* **PROBLEM DESCRIPTION**
Repeat each entry below exactly as it stands.

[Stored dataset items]
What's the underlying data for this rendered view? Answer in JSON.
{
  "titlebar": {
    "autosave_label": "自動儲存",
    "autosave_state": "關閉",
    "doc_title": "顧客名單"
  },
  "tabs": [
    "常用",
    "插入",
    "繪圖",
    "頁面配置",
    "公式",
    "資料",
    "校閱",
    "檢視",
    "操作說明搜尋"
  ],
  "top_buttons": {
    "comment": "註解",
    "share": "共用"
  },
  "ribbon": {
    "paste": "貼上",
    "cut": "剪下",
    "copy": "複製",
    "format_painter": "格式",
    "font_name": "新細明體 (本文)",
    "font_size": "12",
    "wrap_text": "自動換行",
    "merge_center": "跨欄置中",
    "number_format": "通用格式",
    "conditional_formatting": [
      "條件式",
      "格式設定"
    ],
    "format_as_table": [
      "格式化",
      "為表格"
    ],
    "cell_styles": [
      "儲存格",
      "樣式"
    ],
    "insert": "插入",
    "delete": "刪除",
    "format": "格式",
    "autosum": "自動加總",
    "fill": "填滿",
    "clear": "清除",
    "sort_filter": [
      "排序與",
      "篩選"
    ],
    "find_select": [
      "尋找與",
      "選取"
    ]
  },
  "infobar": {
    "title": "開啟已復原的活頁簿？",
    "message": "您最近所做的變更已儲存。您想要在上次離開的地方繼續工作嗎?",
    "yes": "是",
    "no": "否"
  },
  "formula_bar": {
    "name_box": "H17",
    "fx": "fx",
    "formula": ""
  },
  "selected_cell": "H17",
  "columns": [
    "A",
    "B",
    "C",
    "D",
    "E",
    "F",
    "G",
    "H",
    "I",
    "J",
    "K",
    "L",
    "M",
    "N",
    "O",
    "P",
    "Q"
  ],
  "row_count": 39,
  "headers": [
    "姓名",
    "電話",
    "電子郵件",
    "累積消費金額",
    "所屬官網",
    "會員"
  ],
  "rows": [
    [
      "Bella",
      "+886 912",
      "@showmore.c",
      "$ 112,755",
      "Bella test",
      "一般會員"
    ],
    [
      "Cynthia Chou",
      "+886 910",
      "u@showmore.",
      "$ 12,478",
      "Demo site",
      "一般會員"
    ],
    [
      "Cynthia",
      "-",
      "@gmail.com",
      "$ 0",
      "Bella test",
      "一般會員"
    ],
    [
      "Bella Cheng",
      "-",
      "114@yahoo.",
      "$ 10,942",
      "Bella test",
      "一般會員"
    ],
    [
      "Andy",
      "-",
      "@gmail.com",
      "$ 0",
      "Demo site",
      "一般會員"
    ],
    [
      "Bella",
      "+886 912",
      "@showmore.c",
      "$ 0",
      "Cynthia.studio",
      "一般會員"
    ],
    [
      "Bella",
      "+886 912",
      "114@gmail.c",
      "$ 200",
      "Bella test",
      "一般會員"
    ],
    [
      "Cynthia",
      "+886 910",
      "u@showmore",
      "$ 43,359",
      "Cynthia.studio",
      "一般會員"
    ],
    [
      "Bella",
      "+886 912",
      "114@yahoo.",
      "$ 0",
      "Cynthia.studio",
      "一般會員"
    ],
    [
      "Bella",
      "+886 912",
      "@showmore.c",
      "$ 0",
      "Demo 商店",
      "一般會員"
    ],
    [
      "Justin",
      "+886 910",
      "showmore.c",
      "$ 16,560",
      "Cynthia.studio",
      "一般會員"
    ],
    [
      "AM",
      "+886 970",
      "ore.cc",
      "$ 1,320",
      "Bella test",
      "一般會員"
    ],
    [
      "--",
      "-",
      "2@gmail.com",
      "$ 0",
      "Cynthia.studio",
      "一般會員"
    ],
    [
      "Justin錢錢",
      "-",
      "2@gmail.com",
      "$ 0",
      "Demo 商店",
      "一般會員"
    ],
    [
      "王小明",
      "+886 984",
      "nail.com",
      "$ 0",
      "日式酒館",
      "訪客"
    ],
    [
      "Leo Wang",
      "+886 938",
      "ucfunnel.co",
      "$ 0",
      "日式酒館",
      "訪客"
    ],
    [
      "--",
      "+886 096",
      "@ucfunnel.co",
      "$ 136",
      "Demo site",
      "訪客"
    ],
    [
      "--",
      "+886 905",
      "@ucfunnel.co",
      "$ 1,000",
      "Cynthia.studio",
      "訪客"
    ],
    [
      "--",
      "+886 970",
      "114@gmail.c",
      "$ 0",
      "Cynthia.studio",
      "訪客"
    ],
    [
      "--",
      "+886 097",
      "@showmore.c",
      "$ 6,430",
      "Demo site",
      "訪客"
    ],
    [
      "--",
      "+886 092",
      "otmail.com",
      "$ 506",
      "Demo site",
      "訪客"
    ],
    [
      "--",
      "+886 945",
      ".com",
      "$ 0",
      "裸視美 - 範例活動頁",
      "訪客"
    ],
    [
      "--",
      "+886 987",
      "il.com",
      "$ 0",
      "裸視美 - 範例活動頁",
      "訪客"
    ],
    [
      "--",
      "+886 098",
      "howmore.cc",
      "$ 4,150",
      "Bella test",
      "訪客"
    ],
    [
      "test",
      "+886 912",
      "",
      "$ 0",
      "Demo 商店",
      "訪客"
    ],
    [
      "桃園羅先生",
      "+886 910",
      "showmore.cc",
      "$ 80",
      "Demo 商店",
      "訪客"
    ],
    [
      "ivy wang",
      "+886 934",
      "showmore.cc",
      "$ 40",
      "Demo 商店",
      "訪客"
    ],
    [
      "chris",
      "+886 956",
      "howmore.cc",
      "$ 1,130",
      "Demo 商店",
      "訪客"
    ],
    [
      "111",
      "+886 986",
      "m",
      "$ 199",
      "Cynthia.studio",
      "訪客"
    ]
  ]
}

* **RESULT OF THIS TASK**
What's the underlying data for this rendered view? Answer in JSON.
{
  "titlebar": {
    "autosave_label": "自動儲存",
    "autosave_state": "關閉",
    "doc_title": "顧客名單"
  },
  "tabs": [
    "常用",
    "插入",
    "繪圖",
    "頁面配置",
    "公式",
    "資料",
    "校閱",
    "檢視",
    "操作說明搜尋"
  ],
  "top_buttons": {
    "comment": "註解",
    "share": "共用"
  },
  "ribbon": {
    "paste": "貼上",
    "cut": "剪下",
    "copy": "複製",
    "format_painter": "格式",
    "font_name": "新細明體 (本文)",
    "font_size": "12",
    "wrap_text": "自動換行",
    "merge_center": "跨欄置中",
    "number_format": "通用格式",
    "conditional_formatting": [
      "條件式",
      "格式設定"
    ],
    "format_as_table": [
      "格式化",
      "為表格"
    ],
    "cell_styles": [
      "儲存格",
      "樣式"
    ],
    "insert": "插入",
    "delete": "刪除",
    "format": "格式",
    "autosum": "自動加總",
    "fill": "填滿",
    "clear": "清除",
    "sort_filter": [
      "排序與",
      "篩選"
    ],
    "find_select": [
      "尋找與",
      "選取"
    ]
  },
  "infobar": {
    "title": "開啟已復原的活頁簿？",
    "message": "您最近所做的變更已儲存。您想要在上次離開的地方繼續工作嗎?",
    "yes": "是",
    "no": "否"
  },
  "formula_bar": {
    "name_box": "H17",
    "fx": "fx",
    "formula": ""
  },
  "selected_cell": "H17",
  "columns": [
    "A",
    "B",
    "C",
    "D",
    "E",
    "F",
    "G",
    "H",
    "I",
    "J",
    "K",
    "L",
    "M",
    "N",
    "O",
    "P",
    "Q"
  ],
  "row_count": 39,
  "headers": [
    "姓名",
    "電話",
    "電子郵件",
    "累積消費金額",
    "所屬官網",
    "會員"
  ],
  "rows": [
    [
      "Bella",
      "+886 912",
      "@showmore.c",
      "$ 112,755",
      "Bella test",
      "一般會員"
    ],
    [
      "Cynthia Chou",
      "+886 910",
      "u@showmore.",
      "$ 12,478",
      "Demo site",
      "一般會員"
    ],
    [
      "Cynthia",
      "-",
      "@gmail.com",
      "$ 0",
      "Bella test",
      "一般會員"
    ],
    [
      "Bella Cheng",
      "-",
      "114@yahoo.",
      "$ 10,942",
      "Bella test",
      "一般會員"
    ],
    [
      "Andy",
      "-",
      "@gmail.com",
      "$ 0",
      "Demo site",
      "一般會員"
    ],
    [
      "Bella",
      "+886 912",
      "@showmore.c",
      "$ 0",
      "Cynthia.studio",
      "一般會員"
    ],
    [
      "Bella",
      "+886 912",
      "114@gmail.c",
      "$ 200",
      "Bella test",
      "一般會員"
    ],
    [
      "Cynthia",
      "+886 910",
      "u@showmore",
      "$ 43,359",
      "Cynthia.studio",
      "一般會員"
    ],
    [
      "Bella",
      "+886 912",
      "114@yahoo.",
      "$ 0",
      "Cynthia.studio",
      "一般會員"
    ],
    [
      "Bella",
      "+886 912",
      "@showmore.c",
      "$ 0",
      "Demo 商店",
      "一般會員"
    ],
    [
      "Justin",
      "+886 910",
      "showmore.c",
      "$ 16,560",
      "Cynthia.studio",
      "一般會員"
    ],
    [
      "AM",
      "+886 970",
      "ore.cc",
      "$ 1,320",
      "Bella test",
      "一般會員"
    ],
    [
      "--",
      "-",
      "2@gmail.com",
      "$ 0",
      "Cynthia.studio",
      "一般會員"
    ],
    [
      "Justin錢錢",
      "-",
      "2@gmail.com",
      "$ 0",
      "Demo 商店",
      "一般會員"
    ],
    [
      "王小明",
      "+886 984",
      "nail.com",
      "$ 0",
      "日式酒館",
      "訪客"
    ],
    [
      "Leo Wang",
      "+886 938",
      "ucfunnel.co",
      "$ 0",
      "日式酒館",
      "訪客"
    ],
    [
      "--",
      "+886 096",
      "@ucfunnel.co",
      "$ 136",
      "Demo site",
      "訪客"
    ],
    [
      "--",
      "+886 905",
      "@ucfunnel.co",
      "$ 1,000",
      "Cynthia.studio",
      "訪客"
    ],
    [
      "--",
      "+886 970",
      "114@gmail.c",
      "$ 0",
      "Cynthia.studio",
      "訪客"
    ],
    [
      "--",
      "+886 097",
      "@showmore.c",
      "$ 6,430",
      "Demo site",
      "訪客"
    ],
    [
      "--",
      "+886 092",
      "otmail.com",
      "$ 506",
      "Demo site",
      "訪客"
    ],
    [
      "--",
      "+886 945",
      ".com",
      "$ 0",
      "裸視美 - 範例活動頁",
      "訪客"
    ],
    [
      "--",
      "+886 987",
      "il.com",
      "$ 0",
      "裸視美 - 範例活動頁",
      "訪客"
    ],
    [
      "--",
      "+886 098",
      "howmore.cc",
      "$ 4,150",
      "Bella test",
      "訪客"
    ],
    [
      "test",
      "+886 912",
      "",
      "$ 0",
      "Demo 商店",
      "訪客"
    ],
    [
      "桃園羅先生",
      "+886 910",
      "showmore.cc",
      "$ 80",
      "Demo 商店",
      "訪客"
    ],
    [
      "ivy wang",
      "+886 934",
      "showmore.cc",
      "$ 40",
      "Demo 商店",
      "訪客"
    ],
    [
      "chris",
      "+886 956",
      "howmore.cc",
      "$ 1,130",
      "Demo 商店",
      "訪客"
    ],
    [
      "111",
      "+886 986",
      "m",
      "$ 199",
      "Cynthia.studio",
      "訪客"
    ]
  ]
}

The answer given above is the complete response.